= Beginning of Section =

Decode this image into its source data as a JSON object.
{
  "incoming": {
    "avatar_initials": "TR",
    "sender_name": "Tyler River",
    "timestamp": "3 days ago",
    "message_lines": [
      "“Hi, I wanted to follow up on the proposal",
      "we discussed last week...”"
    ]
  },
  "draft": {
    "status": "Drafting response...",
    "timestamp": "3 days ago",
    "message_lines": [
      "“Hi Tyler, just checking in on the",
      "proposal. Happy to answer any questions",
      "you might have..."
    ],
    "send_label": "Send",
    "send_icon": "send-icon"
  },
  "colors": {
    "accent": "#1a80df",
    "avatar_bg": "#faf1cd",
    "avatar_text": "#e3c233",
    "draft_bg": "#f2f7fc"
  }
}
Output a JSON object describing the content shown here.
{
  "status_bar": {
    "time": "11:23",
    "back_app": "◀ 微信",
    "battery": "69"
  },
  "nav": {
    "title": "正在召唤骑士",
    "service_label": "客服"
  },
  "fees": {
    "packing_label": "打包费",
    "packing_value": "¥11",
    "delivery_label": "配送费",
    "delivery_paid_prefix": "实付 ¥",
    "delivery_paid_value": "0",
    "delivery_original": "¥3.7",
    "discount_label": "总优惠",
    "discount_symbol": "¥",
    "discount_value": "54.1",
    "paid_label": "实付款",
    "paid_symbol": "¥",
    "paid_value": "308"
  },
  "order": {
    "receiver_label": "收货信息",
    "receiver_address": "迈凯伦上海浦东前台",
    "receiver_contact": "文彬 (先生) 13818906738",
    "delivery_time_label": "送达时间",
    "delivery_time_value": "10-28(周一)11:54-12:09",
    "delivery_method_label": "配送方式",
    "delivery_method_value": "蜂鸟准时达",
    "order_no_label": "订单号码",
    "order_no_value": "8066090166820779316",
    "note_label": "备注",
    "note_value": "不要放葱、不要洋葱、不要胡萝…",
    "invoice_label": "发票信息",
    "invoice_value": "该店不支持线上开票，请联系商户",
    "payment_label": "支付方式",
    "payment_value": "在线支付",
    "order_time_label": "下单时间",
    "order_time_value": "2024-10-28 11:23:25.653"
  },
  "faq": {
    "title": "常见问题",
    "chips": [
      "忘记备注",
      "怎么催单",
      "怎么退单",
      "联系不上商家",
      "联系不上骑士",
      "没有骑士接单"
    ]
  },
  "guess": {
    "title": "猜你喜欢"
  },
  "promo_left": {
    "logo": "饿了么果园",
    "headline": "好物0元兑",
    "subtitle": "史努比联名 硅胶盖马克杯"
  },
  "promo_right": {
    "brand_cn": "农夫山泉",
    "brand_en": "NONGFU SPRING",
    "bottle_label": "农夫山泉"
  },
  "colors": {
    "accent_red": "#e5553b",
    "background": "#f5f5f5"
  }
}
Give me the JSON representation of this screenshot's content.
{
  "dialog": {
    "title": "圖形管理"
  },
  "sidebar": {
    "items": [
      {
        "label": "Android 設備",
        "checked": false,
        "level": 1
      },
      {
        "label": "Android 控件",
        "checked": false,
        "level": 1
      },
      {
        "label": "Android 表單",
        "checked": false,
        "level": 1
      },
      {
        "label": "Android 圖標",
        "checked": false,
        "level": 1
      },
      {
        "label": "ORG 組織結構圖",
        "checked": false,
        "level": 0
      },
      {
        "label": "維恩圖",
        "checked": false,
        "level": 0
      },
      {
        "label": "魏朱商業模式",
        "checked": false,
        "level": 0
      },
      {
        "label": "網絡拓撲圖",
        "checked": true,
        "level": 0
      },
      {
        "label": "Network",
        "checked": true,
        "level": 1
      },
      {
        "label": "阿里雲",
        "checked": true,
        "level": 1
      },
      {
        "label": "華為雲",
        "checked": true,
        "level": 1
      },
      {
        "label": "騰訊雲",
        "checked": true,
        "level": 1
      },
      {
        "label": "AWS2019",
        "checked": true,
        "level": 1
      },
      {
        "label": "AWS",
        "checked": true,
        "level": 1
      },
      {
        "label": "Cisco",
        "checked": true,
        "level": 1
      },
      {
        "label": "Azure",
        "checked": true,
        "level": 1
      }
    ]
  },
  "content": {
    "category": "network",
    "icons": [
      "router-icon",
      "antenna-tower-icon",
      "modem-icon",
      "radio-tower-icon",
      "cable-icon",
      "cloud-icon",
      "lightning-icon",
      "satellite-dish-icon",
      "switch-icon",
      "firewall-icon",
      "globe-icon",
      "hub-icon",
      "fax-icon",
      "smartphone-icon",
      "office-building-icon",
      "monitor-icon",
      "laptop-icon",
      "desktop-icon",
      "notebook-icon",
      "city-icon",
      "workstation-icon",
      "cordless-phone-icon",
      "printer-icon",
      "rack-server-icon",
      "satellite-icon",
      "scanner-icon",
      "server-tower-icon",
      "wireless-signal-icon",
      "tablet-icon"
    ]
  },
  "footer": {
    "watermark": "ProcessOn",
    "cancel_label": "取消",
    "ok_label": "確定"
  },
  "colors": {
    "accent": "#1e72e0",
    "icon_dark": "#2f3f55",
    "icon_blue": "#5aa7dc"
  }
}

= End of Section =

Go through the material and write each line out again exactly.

_RESPONSE TO THE EXERCISE_.
Decode this image into its source data as a JSON object.
{
  "incoming": {
    "avatar_initials": "TR",
    "sender_name": "Tyler River",
    "timestamp": "3 days ago",
    "message_lines": [
      "“Hi, I wanted to follow up on the proposal",
      "we discussed last week...”"
    ]
  },
  "draft": {
    "status": "Drafting response...",
    "timestamp": "3 days ago",
    "message_lines": [
      "“Hi Tyler, just checking in on the",
      "proposal. Happy to answer any questions",
      "you might have..."
    ],
    "send_label": "Send",
    "send_icon": "send-icon"
  },
  "colors": {
    "accent": "#1a80df",
    "avatar_bg": "#faf1cd",
    "avatar_text": "#e3c233",
    "draft_bg": "#f2f7fc"
  }
}
Output a JSON object describing the content shown here.
{
  "status_bar": {
    "time": "11:23",
    "back_app": "◀ 微信",
    "battery": "69"
  },
  "nav": {
    "title": "正在召唤骑士",
    "service_label": "客服"
  },
  "fees": {
    "packing_label": "打包费",
    "packing_value": "¥11",
    "delivery_label": "配送费",
    "delivery_paid_prefix": "实付 ¥",
    "delivery_paid_value": "0",
    "delivery_original": "¥3.7",
    "discount_label": "总优惠",
    "discount_symbol": "¥",
    "discount_value": "54.1",
    "paid_label": "实付款",
    "paid_symbol": "¥",
    "paid_value": "308"
  },
  "order": {
    "receiver_label": "收货信息",
    "receiver_address": "迈凯伦上海浦东前台",
    "receiver_contact": "文彬 (先生) 13818906738",
    "delivery_time_label": "送达时间",
    "delivery_time_value": "10-28(周一)11:54-12:09",
    "delivery_method_label": "配送方式",
    "delivery_method_value": "蜂鸟准时达",
    "order_no_label": "订单号码",
    "order_no_value": "8066090166820779316",
    "note_label": "备注",
    "note_value": "不要放葱、不要洋葱、不要胡萝…",
    "invoice_label": "发票信息",
    "invoice_value": "该店不支持线上开票，请联系商户",
    "payment_label": "支付方式",
    "payment_value": "在线支付",
    "order_time_label": "下单时间",
    "order_time_value": "2024-10-28 11:23:25.653"
  },
  "faq": {
    "title": "常见问题",
    "chips": [
      "忘记备注",
      "怎么催单",
      "怎么退单",
      "联系不上商家",
      "联系不上骑士",
      "没有骑士接单"
    ]
  },
  "guess": {
    "title": "猜你喜欢"
  },
  "promo_left": {
    "logo": "饿了么果园",
    "headline": "好物0元兑",
    "subtitle": "史努比联名 硅胶盖马克杯"
  },
  "promo_right": {
    "brand_cn": "农夫山泉",
    "brand_en": "NONGFU SPRING",
    "bottle_label": "农夫山泉"
  },
  "colors": {
    "accent_red": "#e5553b",
    "background": "#f5f5f5"
  }
}
Give me the JSON representation of this screenshot's content.
{
  "dialog": {
    "title": "圖形管理"
  },
  "sidebar": {
    "items": [
      {
        "label": "Android 設備",
        "checked": false,
        "level": 1
      },
      {
        "label": "Android 控件",
        "checked": false,
        "level": 1
      },
      {
        "label": "Android 表單",
        "checked": false,
        "level": 1
      },
      {
        "label": "Android 圖標",
        "checked": false,
        "level": 1
      },
      {
        "label": "ORG 組織結構圖",
        "checked": false,
        "level": 0
      },
      {
        "label": "維恩圖",
        "checked": false,
        "level": 0
      },
      {
        "label": "魏朱商業模式",
        "checked": false,
        "level": 0
      },
      {
        "label": "網絡拓撲圖",
        "checked": true,
        "level": 0
      },
      {
        "label": "Network",
        "checked": true,
        "level": 1
      },
      {
        "label": "阿里雲",
        "checked": true,
        "level": 1
      },
      {
        "label": "華為雲",
        "checked": true,
        "level": 1
      },
      {
        "label": "騰訊雲",
        "checked": true,
        "level": 1
      },
      {
        "label": "AWS2019",
        "checked": true,
        "level": 1
      },
      {
        "label": "AWS",
        "checked": true,
        "level": 1
      },
      {
        "label": "Cisco",
        "checked": true,
        "level": 1
      },
      {
        "label": "Azure",
        "checked": true,
        "level": 1
      }
    ]
  },
  "content": {
    "category": "network",
    "icons": [
      "router-icon",
      "antenna-tower-icon",
      "modem-icon",
      "radio-tower-icon",
      "cable-icon",
      "cloud-icon",
      "lightning-icon",
      "satellite-dish-icon",
      "switch-icon",
      "firewall-icon",
      "globe-icon",
      "hub-icon",
      "fax-icon",
      "smartphone-icon",
      "office-building-icon",
      "monitor-icon",
      "laptop-icon",
      "desktop-icon",
      "notebook-icon",
      "city-icon",
      "workstation-icon",
      "cordless-phone-icon",
      "printer-icon",
      "rack-server-icon",
      "satellite-icon",
      "scanner-icon",
      "server-tower-icon",
      "wireless-signal-icon",
      "tablet-icon"
    ]
  },
  "footer": {
    "watermark": "ProcessOn",
    "cancel_label": "取消",
    "ok_label": "確定"
  },
  "colors": {
    "accent": "#1e72e0",
    "icon_dark": "#2f3f55",
    "icon_blue": "#5aa7dc"
  }
}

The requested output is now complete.